Today has been a day full of so many different emotions. I wish that I could easily paint a picture for you, but I know that I can’t even come close. I’ve seen things today that I want to keep in my heart for forever but at the same time want to forget because of the hurt involved.
Today I had the great privilege to go to three houses in the Sinia Compound with two of my fellow team members along with a Zambian lady named Elizabeth (good name =) ) who works with an organization called TuliOne. In this organization, widows from the Wiphan program act basically as foster parents for orphaned children. They are given food each week, and the children attend school at Wiphan. These are amazing women who have been through so much. It was an honor and a privilege to be invited into their homes, to ask any questions I had, to really see how these people live.
There were two things that really struck me during our visits. For one, the first TuliOne house we went to had three sisters who are double orphans (both parents are dead). The oldest, Helen, has two precious little boys age five and three that also live there. Helen is 16 years old. Yes, you did the math correct. She was 11 when she delivered her first child. Think about the 11 year olds you know. Maybe it’s your daughter or your sister or someone from your church. Can you imagine that?
The second thing that got me this morning was a little girl named Anna. She is new in the TuliOne program and is in Grade 1 at Wiphan. She is a double orphan who went to live with her aunt. Not only did her aunt mistreat her, the other children her aunt took in mistreated her as well. Now Anna is in a loving home and receives food, clothes, and schooling. However, she won’t look anyone in the eye and hardly smiles. She is precious and beautiful but oh so very hurt.

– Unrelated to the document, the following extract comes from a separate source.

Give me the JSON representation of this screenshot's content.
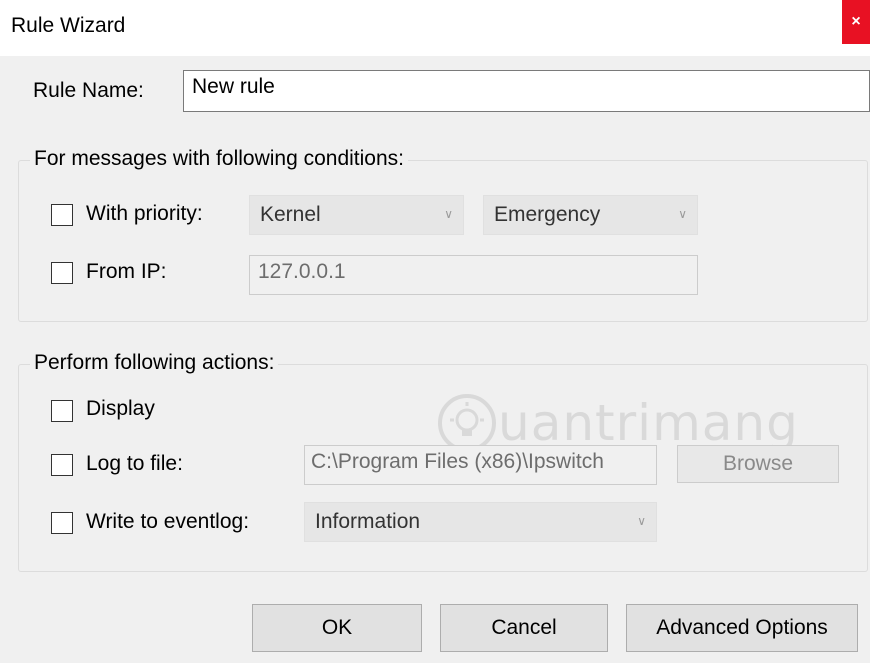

This afternoon we held a conference at the Castle Lodge (where we are staying) for grades 3-7 from both schools (over 300 kids!). It was a wonderful time. The children were taught about living pure and holy lives for the Lord as well as the importance of forgiving those that have hurt us, how it is not our job to try to get them back but that God will fight for us (1 Thessalonians 4:6). They learned that God loves them, He is there Father even if they don’t have an earthly one. They learned that God has a big plan for them, even if people around them tell them they aren’t going anywhere. At the end, each child got a ring that has a cross and an icthus on it to remind them of these things. It was such a beautiful thing. Following that they got to celebrate with cokes and cake (such a treat!) and of course dancing.
My favorite part of the conference was when Mama Kunda (who first had the vision for Wiphan years ago) led everyone in a song sung in Bemba thanking God for everything they have. African singing gets me every time but today, oh my today I just about lost it! All because of the most precious little boy in Grade 3. I don’t know his name, I don’t know which Wiphan school he goes to, and I didn’t take a picture because I didn’t want to ruin the special moment. He started the song with his eyes shut and his hands folded. As the song went on, he began to sing harder and harder. He raised one hand, then the other. He put his hand on his head, he put his hands on his heart, eyes clenched shut the entire time. This little boy was worshipping with all his might, thanking God for all that he had. Think about that….for all that he had. I don’t know if he is a single or double orphan, I don’t know his living condition. But I can tell you this: he has a lot less than you and me.
I know that was really long so if you read the whole thing, congratulations. If you didn’t, and you just scrolled down know this: the people of Zambia are absolutely beautiful.